Many US motorists used to mock the capabilities of crossovers and the easy off-road for which they are designed. But off-road is a very general term.
It can mean anything from well-maintained dirt roads to crawling over huge rocks, from dunes to swamps and river fords. Accordingly, the main task is to find an appropriate model among the diversity of SUV brands. For example, an SUV with a short wheelbase and entry-exit angles is more suitable for moving on stones. For high-speed off-road on flat but slippery surfaces, something with a long wheelbase is ideal, as it contributes to stability and correct weight distribution. Some SUVs offer versatile capabilities, but if you’re serious about either, here are examples of factory vehicles for each one from the Indianapolis used car dealer Indy Auto Man.
Land Rover Defender for Overlanding
Land Rover has always known a lot about the creation of versatile SUVs. Defender models, with a long 110-wheelbase, are the favorites of cross-country expeditions. Their main competitor is the excellent Toyota Land Cruiser, but most experts like the Land Rover better. Those who drive the Indiana off-road trails appreciate the Defender 110 for its amazingly comfortable behavior on and off the road. Today it is available with a powerful V8, but a small but reliable turbocharged four-cylinder engine that provides balanced fuel consumption is of higher preference. The future owner should only add an extended off-road package and air suspension to make the car capable of handling anything. In addition, Land Rover has ample storage space for gear.
Ford F-150 Raptor for Desert Running
If you have to drive in a desert, then the Ford F-150 Raptor is best suited. It has a lot of other talents, but it is built for desert riding first and foremost. It’s wider than the standard F-150 for more stability in bumpy terrain, plus it is equipped with FOX Racing adjustable suspension.
The F-150 Raptor is powered by a 3.5-liter twin-turbocharged V6 with 450 horsepower connected to a ten-speed automatic transmission. The V8 Raptor R is coming soon, but there is no considerable advantage to it. The existing V6 is powerful enough, and fuel economy in the desert can be a decisive factor.
Subaru Outback for Fire Roads
Some motorists underestimate the Outback and in vain. Subaru has long learned to strike the perfect balance between light pavement and off-road capability. It is vital because most Indiana drivers spend more time on the road getting into the woods and fields from time to time than driving true off-road. At the same time, not everyone strives for a total off-road, but many still like to ride along Fire Roads to relax and enjoy nature and landscapes. There are many comfortable suspension SUVs, but the Subaru Outback has an appropriate ground clearance to tackle tricky terrain and an all-wheel-drive system to help out in rough weather. Ideally, it would be nice to have a Wilderness version of the Outback with engine protection, a slightly upgraded suspension, and all-terrain tires.
Jeep Wrangler for Thoughtful Rock Crawling

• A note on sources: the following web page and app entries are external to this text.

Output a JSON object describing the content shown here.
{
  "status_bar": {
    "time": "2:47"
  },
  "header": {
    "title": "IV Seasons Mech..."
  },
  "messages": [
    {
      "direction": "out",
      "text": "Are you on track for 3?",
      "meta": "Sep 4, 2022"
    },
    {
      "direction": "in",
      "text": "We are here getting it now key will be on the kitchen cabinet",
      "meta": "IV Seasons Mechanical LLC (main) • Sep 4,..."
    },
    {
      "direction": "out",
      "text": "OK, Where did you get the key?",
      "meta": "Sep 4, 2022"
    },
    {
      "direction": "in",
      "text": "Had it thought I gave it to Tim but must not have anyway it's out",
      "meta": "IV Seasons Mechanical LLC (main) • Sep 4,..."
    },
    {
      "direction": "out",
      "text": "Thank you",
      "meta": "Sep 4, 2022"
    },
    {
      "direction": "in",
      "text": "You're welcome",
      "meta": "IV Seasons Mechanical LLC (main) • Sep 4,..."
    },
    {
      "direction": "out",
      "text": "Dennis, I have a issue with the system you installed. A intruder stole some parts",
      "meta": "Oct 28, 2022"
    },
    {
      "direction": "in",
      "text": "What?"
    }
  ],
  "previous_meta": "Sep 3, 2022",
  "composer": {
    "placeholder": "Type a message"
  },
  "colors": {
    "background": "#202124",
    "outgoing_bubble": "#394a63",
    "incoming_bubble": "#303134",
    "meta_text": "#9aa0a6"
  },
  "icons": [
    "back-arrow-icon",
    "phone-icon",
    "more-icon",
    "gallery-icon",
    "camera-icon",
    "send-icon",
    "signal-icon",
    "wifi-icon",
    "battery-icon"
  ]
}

Jeep knows everything about rock climbing, and the best tool for the job in its lineup is the two-door Wrangler Rubicon. Its wheelbase and overhangs are short enough not to sit on the thresholds and not rest against the stones with a bumper, and the design allows you to install the 33 or 35-inch tires. The suspension is excellent, and the gear ratio is 4:1. Plus, front and rear differentials locking. Wrangler Rubicon is equipped with a reliable 3.6-liter V6 Pentastar, with a capacity of 285 hp, and 352 Nm of torque. It is also possible to find the Rubicon with a slightly less powerful 2.0-liter turbo engine, 270 hp, but with more torque of almost 400 Nm.
Ford Bronco as a Universal Option
However, if you want an impressive vehicle that does all of the above, shop for the Ford Bronco. It is good on rocks and can overcome deserts and classic off-road. The power of its 3.0-liter six-cylinder engine is 418 hp. The Bronco can overcome a depth of about 3 feet. It is a jack of all trades and does everything surprisingly well even compared to the Jeep Wrangler.
In general, you can prepare almost any SUV for extreme off-road because the US car market provides numerous tuning elements that can change the vehicle beyond recognition and give it great power. But still, it is better to decide on future operating conditions. There is a big difference between conquering swamps and forests and going out of Indianapolis on weekends with a family. And also, consider how much you are willing to pay and invest in your SUV in the future. Off-road is a business that requires regular financial investments.